As mentioned, alcohol and drug abuse interfere with sleep and wake cycles resulting in trouble falling asleep, staying asleep, and achieving good quality of sleep. Additionally, various brain functions can be disrupted depending on the substance used. Dopamine, widely known for its pleasure-evoking role, also plays an integral part in sleep and wake cycles as it regulates alertness.
A Repetitive Cycle
Some may experience insomnia or sleep disruptions and turn to alcohol or drug use as a solution. Others may drink or use other substances frequently and, as a result, struggle with sleeping. Either way, substance abuse and sleep quality seem to go hand in hand. A study published by The Psychiatric Clinics of North America hypothesized that “continued substance use, difficulty reducing use, and relapse may reflect ‘self-medication’ to reverse the excessive sleepiness of the abstinence.” Withdrawal often creates a feeling of sleepiness or lack of energy, further increasing the risk of relapse.
It is common for those who drink or use other substances to develop sleep problems as a result of their drug or alcohol use. For instance, drinking excessive amounts of alcohol or using particular types of drugs can induce drowsiness at inopportune times of the day. This interferes with the body’s natural sleep and wake cycles. Similarly, more stimulating substances can result in bouts of sleeplessness or mania, disrupting the body’s natural sleep and wake cycles.

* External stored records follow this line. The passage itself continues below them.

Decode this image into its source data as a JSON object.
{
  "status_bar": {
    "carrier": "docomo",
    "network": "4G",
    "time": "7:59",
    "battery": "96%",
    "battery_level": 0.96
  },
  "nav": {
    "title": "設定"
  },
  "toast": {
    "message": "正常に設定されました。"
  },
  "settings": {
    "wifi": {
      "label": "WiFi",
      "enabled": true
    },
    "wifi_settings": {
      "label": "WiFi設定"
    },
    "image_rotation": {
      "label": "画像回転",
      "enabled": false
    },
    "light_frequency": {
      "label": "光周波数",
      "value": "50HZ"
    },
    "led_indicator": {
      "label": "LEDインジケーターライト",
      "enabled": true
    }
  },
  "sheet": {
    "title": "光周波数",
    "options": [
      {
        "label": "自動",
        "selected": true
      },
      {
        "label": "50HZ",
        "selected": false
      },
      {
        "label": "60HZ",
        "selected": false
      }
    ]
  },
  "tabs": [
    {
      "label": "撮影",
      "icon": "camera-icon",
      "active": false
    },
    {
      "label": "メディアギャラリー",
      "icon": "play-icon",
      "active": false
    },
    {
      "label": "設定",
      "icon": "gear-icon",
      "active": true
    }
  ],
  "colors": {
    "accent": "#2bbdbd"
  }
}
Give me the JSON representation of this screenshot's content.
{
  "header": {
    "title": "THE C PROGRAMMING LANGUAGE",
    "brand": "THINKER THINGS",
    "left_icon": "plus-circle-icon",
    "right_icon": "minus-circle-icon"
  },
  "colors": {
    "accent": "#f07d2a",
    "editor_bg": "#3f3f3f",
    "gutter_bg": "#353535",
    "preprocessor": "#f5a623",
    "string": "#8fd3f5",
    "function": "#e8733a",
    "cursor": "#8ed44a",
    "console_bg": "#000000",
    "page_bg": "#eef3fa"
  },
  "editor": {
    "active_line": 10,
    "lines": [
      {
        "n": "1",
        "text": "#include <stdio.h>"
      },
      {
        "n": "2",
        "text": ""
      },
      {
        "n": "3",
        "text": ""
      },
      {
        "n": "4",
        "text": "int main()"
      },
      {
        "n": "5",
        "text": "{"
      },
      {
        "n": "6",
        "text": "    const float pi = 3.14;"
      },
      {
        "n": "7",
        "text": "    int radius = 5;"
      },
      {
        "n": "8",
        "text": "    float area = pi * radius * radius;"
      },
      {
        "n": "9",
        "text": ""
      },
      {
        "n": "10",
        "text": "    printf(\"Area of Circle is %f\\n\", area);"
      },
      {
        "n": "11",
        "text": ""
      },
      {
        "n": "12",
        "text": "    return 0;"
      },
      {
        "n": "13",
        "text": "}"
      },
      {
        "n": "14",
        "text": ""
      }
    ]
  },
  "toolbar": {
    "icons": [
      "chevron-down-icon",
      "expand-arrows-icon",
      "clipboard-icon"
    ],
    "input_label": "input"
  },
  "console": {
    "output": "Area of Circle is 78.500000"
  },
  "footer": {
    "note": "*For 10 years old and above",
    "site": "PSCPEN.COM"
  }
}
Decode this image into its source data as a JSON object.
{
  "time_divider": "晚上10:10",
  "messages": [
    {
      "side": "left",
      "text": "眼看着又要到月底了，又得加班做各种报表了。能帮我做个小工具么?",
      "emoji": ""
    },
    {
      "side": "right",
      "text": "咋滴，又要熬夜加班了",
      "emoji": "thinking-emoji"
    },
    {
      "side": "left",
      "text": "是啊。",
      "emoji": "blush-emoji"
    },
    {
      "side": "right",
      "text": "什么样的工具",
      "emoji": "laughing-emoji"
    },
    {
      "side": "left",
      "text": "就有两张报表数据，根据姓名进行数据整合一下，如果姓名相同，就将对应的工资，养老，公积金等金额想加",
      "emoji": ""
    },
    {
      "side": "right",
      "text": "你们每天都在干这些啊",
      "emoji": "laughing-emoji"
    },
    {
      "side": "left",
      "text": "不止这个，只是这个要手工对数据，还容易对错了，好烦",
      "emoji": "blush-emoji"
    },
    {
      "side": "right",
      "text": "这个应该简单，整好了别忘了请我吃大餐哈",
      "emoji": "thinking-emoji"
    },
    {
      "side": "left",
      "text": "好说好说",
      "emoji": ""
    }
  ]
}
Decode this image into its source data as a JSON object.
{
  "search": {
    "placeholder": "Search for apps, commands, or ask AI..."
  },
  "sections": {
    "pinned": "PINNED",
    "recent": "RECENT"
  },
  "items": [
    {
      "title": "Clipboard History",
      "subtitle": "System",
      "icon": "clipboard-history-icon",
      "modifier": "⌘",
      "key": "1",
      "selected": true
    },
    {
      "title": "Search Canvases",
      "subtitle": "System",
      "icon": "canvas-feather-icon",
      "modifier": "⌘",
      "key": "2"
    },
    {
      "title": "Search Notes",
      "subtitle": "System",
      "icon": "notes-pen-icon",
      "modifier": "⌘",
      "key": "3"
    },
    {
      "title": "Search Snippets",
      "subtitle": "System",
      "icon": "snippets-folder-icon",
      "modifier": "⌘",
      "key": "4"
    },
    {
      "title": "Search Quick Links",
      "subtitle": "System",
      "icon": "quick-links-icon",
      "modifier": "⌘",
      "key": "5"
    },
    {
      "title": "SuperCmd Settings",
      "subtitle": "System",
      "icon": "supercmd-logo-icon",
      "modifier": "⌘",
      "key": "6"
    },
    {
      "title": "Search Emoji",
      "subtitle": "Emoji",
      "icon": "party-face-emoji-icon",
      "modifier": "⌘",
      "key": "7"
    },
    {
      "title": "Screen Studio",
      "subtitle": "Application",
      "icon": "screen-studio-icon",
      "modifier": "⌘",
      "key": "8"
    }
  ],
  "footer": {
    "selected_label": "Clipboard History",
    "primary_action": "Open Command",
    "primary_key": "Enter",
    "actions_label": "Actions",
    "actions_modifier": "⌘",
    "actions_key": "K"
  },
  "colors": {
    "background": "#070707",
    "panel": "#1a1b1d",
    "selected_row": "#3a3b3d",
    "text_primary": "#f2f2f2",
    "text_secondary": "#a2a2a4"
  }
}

Alternatively, those experiencing extreme insomnia or difficulty staying asleep may seek alcohol or other substances to allow them to sleep. While the intention may be to achieve short-term or temporary solutions to the problem, this can quickly become habitual. When this occurs, the body can become dependent on the presence of alcohol or drugs to fall asleep, increasing the risk of long-term dependence.
The Good News
It goes without saying that, first and foremost, discontinuing drinking alcohol or drug abuse is the key to quality sleep long term. Seeking treatment can be the first step to experiencing the level of sleep you might remember from years past. Poor sleep quality can be unavoidable with active alcohol or drug abuse and withdrawal but is treatable with a change in lifestyle and sobriety. While this change may take time and effort, experiencing life well-rested is possible.
Getting good sleep is essential to your overall health and well-being. Our quality of sleep determines how we function at work, in school, in relationships, and in daily life. Don’t allow alcohol and drug abuse to deprive you of the quality sleep you need and deserve. Renaissance Ranch can provide you with the services and treatment you need to recover and put an end to the habits and choices that are impacting your rest. Choose from a variety of programs and services created to address your specific needs. Put the sleepless nights and unproductive, fatigue-riddled days behind you by choosing to make a change. By choosing treatment with Renaissance Ranch, you are choosing to better yourself spiritually, intellectually, and physically. If you or a loved one is impacted by drug or alcohol addiction and could benefit from the caring culture of our treatment facility, call us today at (801) 308-8898. Healing begins with Renaissance Ranch.